What you are asked to do | Copy out each line featuring the string "客服信息" from the entries beneath.

Data shown |
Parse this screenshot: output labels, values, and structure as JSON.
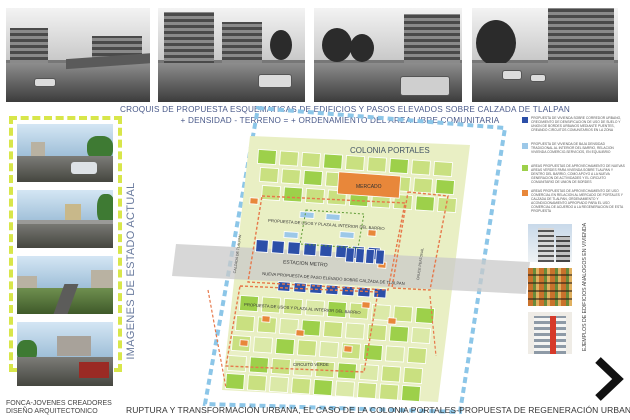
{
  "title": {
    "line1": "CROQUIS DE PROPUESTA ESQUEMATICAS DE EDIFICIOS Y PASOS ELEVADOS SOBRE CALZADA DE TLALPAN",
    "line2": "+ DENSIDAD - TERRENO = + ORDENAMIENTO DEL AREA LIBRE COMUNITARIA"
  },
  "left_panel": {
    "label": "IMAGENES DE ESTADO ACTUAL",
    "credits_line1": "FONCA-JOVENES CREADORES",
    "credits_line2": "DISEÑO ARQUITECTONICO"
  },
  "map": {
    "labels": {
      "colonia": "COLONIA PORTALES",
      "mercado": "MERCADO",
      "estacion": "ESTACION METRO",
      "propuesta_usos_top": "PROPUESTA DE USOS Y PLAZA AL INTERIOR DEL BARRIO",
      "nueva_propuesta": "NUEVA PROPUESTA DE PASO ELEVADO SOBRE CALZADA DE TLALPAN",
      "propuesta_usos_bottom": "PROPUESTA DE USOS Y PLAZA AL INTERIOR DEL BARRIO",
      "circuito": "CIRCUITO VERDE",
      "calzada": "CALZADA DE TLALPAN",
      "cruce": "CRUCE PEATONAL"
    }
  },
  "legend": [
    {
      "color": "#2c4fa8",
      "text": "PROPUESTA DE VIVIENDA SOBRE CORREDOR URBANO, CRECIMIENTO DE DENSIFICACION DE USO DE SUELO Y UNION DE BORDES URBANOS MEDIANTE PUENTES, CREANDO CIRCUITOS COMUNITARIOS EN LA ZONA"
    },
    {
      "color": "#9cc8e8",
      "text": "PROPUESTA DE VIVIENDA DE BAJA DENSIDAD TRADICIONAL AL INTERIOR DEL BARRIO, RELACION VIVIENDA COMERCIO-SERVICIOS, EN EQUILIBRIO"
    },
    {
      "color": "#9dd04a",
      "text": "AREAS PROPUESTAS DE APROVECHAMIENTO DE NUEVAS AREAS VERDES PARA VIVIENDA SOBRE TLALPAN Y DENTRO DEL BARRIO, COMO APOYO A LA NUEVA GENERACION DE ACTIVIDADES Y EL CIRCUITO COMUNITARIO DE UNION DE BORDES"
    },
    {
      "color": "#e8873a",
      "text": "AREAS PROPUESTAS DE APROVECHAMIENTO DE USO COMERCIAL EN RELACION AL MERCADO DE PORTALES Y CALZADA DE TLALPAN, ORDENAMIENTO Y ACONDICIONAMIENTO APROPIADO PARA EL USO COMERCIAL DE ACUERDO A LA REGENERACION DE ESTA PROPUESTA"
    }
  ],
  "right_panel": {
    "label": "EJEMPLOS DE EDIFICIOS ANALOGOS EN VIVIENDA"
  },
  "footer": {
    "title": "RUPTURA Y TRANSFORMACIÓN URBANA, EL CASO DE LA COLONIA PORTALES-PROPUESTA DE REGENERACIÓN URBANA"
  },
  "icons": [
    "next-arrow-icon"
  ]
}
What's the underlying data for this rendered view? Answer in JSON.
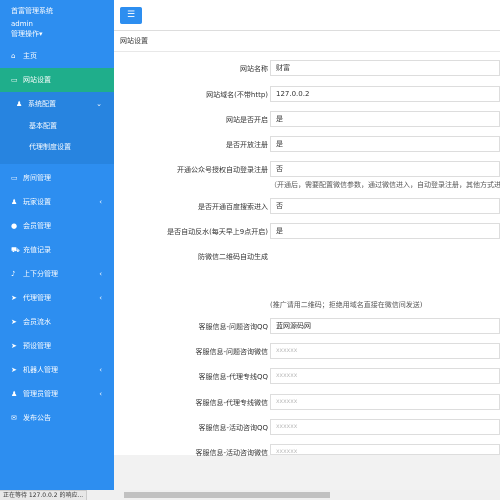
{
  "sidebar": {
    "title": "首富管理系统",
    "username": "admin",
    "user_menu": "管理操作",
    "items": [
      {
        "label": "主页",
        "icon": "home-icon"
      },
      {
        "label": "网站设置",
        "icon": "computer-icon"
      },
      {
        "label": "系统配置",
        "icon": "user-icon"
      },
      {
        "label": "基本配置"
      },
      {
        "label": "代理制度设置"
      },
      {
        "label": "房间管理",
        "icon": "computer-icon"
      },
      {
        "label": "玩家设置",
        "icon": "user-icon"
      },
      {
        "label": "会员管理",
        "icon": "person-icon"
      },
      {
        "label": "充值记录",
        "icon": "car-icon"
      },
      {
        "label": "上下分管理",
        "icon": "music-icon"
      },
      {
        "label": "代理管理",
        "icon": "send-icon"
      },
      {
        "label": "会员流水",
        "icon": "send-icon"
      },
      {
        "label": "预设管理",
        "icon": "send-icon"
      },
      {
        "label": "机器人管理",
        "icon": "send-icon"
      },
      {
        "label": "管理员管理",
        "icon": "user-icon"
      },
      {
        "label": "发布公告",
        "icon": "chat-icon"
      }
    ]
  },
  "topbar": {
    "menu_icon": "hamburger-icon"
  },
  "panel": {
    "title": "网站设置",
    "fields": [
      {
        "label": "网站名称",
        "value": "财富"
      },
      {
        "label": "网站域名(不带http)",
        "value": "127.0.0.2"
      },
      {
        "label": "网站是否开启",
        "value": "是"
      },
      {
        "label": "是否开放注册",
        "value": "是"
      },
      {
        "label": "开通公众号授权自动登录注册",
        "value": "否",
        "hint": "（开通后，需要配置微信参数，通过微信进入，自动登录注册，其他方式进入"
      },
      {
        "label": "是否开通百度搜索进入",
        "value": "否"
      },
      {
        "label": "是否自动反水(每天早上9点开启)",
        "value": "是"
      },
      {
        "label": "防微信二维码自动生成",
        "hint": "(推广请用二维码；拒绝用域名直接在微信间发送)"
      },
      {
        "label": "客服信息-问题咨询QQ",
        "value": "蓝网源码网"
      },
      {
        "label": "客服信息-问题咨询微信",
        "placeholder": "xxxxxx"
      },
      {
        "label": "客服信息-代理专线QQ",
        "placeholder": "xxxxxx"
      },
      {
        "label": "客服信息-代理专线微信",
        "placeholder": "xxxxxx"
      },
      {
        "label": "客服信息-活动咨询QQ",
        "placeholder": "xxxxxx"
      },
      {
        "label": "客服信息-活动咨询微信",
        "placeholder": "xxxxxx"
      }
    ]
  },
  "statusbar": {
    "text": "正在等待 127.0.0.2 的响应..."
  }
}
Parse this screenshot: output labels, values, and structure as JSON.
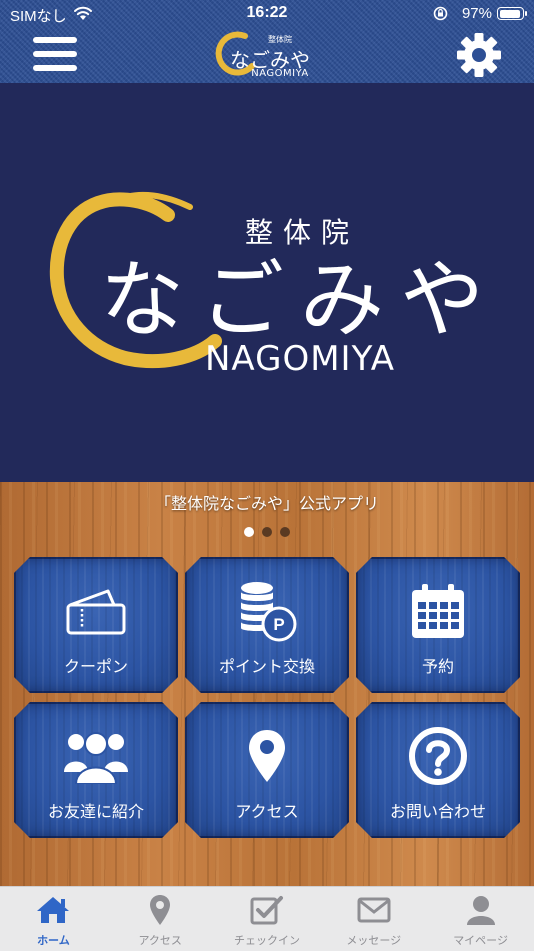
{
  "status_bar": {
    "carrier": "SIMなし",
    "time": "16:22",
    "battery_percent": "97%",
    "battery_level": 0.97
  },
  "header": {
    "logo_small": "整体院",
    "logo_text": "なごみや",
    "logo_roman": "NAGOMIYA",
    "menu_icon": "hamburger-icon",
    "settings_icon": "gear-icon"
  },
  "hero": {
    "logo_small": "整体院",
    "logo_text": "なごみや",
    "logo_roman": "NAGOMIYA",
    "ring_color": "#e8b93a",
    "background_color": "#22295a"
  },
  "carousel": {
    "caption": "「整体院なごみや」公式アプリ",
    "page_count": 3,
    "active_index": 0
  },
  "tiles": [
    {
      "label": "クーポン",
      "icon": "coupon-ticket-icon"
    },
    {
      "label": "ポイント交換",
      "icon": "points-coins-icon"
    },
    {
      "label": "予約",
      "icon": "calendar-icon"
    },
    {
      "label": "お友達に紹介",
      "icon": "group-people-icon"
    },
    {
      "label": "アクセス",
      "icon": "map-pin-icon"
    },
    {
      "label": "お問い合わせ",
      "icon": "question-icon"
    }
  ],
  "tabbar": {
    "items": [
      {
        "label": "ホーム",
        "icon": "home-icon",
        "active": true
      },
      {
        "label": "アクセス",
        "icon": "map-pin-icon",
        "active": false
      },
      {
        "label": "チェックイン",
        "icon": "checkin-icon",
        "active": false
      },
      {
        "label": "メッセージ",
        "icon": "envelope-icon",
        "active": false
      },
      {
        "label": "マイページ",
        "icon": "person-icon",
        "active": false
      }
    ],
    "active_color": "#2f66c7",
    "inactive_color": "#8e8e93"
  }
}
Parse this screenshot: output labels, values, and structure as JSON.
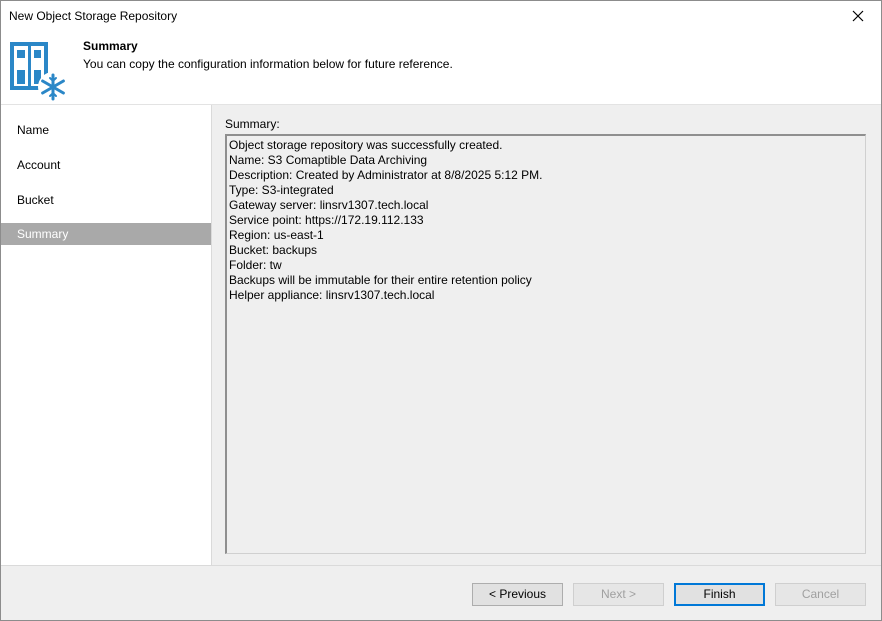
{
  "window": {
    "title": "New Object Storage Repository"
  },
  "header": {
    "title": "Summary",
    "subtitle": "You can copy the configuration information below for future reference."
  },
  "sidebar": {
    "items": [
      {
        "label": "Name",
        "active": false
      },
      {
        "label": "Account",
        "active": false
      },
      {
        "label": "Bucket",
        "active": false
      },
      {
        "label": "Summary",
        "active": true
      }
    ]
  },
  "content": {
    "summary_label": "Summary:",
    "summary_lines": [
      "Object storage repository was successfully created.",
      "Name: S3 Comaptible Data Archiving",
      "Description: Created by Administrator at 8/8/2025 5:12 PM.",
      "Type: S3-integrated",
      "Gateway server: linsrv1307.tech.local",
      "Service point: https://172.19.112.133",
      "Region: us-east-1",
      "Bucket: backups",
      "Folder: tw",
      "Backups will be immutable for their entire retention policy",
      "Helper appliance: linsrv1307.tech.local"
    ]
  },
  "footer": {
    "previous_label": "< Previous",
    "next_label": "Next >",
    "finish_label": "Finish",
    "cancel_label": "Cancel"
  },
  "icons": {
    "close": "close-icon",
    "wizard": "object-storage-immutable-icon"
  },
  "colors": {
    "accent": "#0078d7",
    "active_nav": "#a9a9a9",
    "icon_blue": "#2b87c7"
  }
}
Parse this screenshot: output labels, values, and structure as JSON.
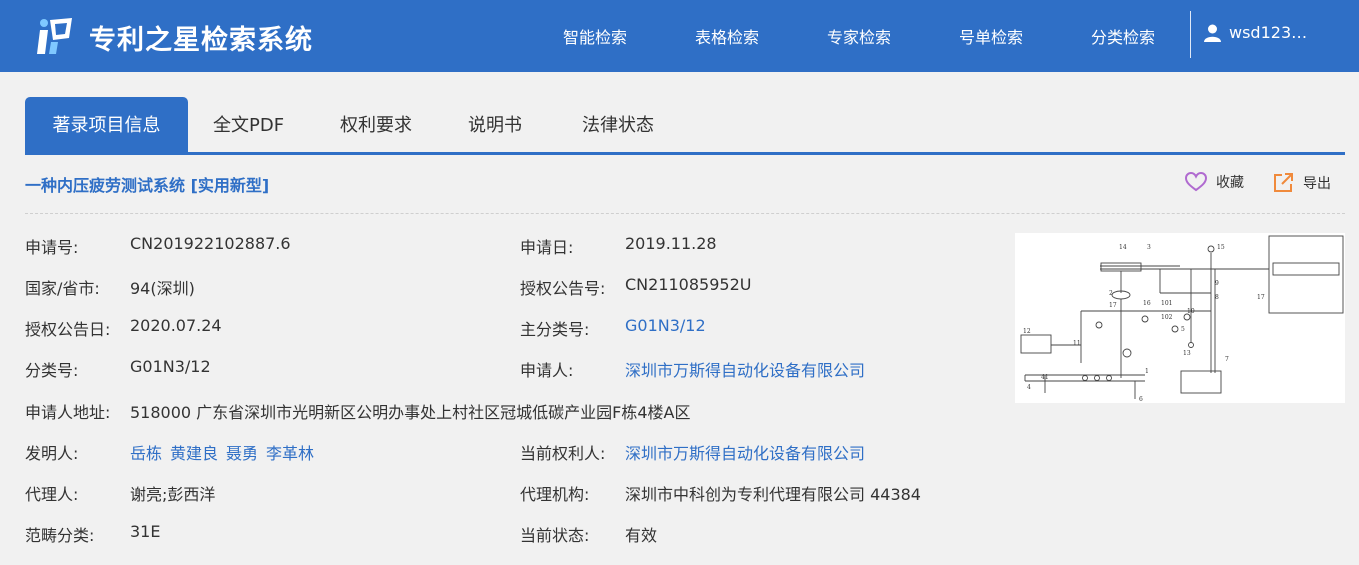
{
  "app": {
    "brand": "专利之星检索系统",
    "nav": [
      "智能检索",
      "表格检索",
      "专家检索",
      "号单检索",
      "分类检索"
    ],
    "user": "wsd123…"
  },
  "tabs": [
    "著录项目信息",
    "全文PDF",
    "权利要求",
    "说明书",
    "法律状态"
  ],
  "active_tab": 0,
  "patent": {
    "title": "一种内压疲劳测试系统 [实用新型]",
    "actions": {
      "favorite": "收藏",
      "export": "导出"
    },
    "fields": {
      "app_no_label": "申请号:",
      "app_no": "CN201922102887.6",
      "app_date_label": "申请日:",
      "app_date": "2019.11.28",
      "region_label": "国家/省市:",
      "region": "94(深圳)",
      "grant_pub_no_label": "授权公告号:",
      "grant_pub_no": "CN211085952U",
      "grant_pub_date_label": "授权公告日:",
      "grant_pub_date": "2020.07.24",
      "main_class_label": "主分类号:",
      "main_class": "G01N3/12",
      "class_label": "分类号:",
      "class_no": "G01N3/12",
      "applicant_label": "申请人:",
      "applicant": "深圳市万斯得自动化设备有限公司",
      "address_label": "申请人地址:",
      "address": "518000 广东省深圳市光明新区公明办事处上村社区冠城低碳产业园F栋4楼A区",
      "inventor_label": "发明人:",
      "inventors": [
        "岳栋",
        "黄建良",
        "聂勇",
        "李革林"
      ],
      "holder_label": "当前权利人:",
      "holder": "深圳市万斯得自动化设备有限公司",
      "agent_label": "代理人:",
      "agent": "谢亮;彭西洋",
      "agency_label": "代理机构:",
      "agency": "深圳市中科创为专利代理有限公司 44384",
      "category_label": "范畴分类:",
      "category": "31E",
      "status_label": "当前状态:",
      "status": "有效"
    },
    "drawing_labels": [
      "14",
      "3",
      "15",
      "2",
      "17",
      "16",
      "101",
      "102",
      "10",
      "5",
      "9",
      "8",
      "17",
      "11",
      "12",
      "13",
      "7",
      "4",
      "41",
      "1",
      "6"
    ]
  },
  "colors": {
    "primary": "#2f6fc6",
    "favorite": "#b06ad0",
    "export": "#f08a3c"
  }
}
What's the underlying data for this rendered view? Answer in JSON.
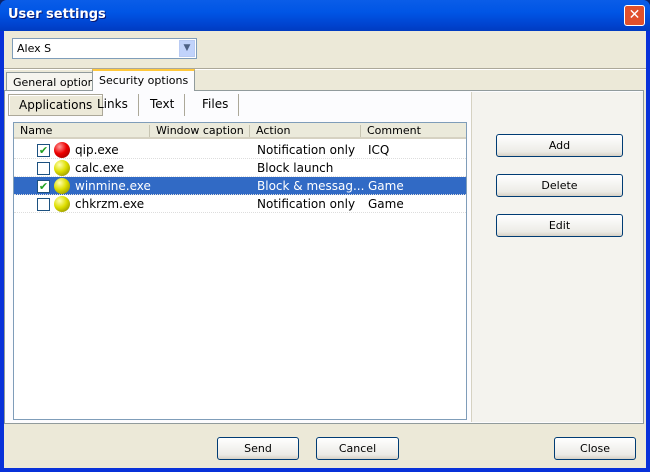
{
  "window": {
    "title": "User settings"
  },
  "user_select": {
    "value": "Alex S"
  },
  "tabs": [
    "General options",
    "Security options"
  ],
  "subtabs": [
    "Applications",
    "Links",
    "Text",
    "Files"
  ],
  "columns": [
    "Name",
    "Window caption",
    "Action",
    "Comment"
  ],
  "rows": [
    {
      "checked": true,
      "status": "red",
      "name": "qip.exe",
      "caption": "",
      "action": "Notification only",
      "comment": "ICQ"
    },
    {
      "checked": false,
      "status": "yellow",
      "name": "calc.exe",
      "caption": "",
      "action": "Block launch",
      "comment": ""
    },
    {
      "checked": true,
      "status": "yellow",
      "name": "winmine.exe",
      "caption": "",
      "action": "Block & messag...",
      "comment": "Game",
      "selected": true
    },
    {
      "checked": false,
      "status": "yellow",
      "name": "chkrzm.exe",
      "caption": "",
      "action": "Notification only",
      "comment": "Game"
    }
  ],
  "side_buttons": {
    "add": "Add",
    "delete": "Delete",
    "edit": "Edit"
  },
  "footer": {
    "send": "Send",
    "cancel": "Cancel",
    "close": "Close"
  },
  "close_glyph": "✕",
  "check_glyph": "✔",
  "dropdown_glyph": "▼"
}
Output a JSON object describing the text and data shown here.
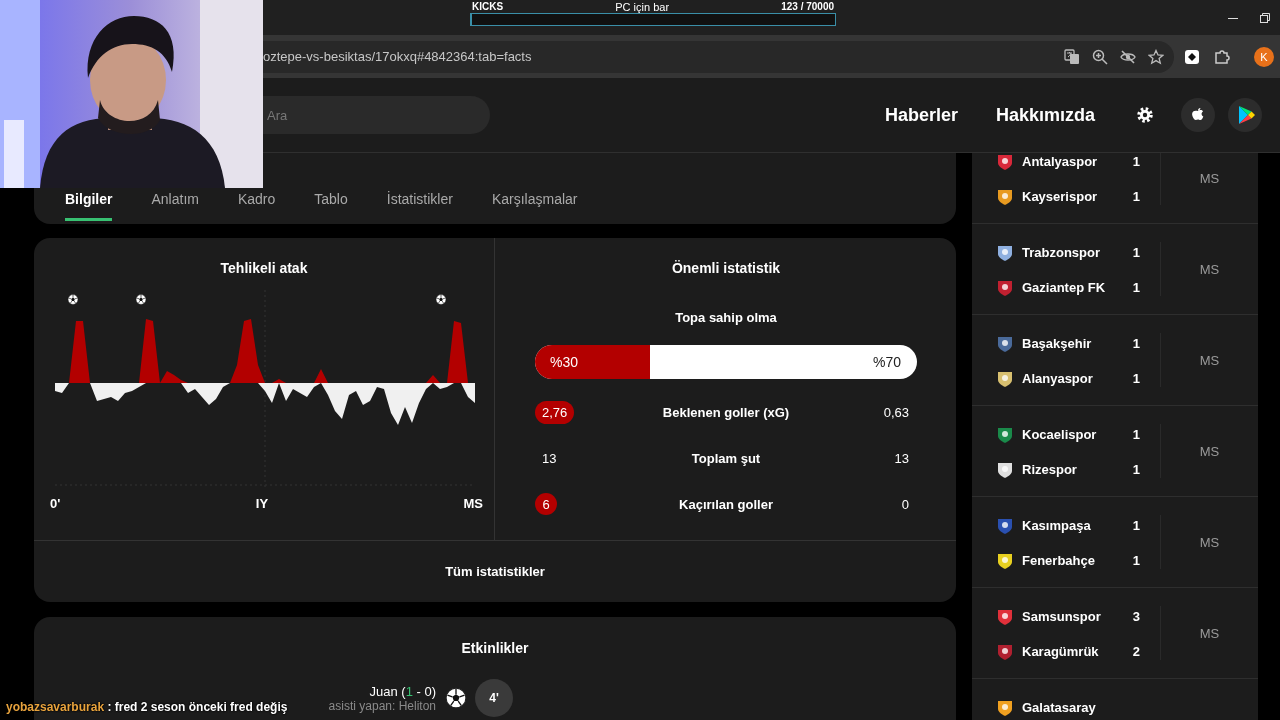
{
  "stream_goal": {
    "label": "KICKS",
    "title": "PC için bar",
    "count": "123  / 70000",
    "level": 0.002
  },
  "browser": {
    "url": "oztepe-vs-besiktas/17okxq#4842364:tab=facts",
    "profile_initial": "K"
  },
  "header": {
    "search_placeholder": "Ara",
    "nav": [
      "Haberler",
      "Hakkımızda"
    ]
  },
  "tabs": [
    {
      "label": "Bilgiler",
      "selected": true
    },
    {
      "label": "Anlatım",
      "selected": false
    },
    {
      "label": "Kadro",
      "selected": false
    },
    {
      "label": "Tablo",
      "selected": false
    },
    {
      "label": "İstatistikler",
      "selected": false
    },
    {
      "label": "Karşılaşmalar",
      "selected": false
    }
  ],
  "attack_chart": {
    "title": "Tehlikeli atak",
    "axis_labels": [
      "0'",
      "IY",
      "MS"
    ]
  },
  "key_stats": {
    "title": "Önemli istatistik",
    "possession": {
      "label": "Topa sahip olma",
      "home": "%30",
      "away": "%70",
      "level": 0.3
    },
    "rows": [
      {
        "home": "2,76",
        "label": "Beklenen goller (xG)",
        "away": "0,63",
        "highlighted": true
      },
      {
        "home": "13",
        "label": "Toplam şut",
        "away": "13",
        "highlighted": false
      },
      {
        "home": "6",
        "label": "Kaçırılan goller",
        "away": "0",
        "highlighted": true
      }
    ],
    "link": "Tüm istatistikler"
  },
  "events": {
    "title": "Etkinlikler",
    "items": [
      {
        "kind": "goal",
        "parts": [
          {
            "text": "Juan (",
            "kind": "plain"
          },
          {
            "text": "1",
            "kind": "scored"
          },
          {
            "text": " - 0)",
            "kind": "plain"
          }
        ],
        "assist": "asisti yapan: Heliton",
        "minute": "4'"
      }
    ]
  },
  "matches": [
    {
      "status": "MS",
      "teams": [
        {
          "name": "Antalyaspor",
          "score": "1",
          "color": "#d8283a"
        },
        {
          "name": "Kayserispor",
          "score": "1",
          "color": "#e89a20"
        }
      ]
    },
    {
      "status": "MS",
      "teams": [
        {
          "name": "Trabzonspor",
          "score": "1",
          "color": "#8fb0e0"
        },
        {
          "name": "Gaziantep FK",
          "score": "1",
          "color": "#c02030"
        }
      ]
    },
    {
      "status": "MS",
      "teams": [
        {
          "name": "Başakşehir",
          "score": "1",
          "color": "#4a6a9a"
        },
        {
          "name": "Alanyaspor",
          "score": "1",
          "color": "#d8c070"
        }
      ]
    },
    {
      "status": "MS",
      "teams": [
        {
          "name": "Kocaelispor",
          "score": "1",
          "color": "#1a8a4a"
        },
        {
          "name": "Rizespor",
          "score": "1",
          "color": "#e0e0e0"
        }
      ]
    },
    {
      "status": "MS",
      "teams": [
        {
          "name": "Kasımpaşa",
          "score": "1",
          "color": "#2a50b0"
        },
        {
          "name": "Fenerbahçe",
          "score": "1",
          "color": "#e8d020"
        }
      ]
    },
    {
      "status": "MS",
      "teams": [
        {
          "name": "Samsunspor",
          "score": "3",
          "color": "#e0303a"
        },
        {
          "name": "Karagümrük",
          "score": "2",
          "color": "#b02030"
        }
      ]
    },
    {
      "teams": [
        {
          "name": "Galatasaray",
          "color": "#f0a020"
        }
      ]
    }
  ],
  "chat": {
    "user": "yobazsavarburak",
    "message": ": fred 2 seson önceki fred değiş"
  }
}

Response area |
        "label": "客服信息-问题咨询QQ",
        "label": "客服信息-问题咨询微信",
        "label": "客服信息-代理专线QQ",
        "label": "客服信息-代理专线微信",
        "label": "客服信息-活动咨询QQ",
        "label": "客服信息-活动咨询微信",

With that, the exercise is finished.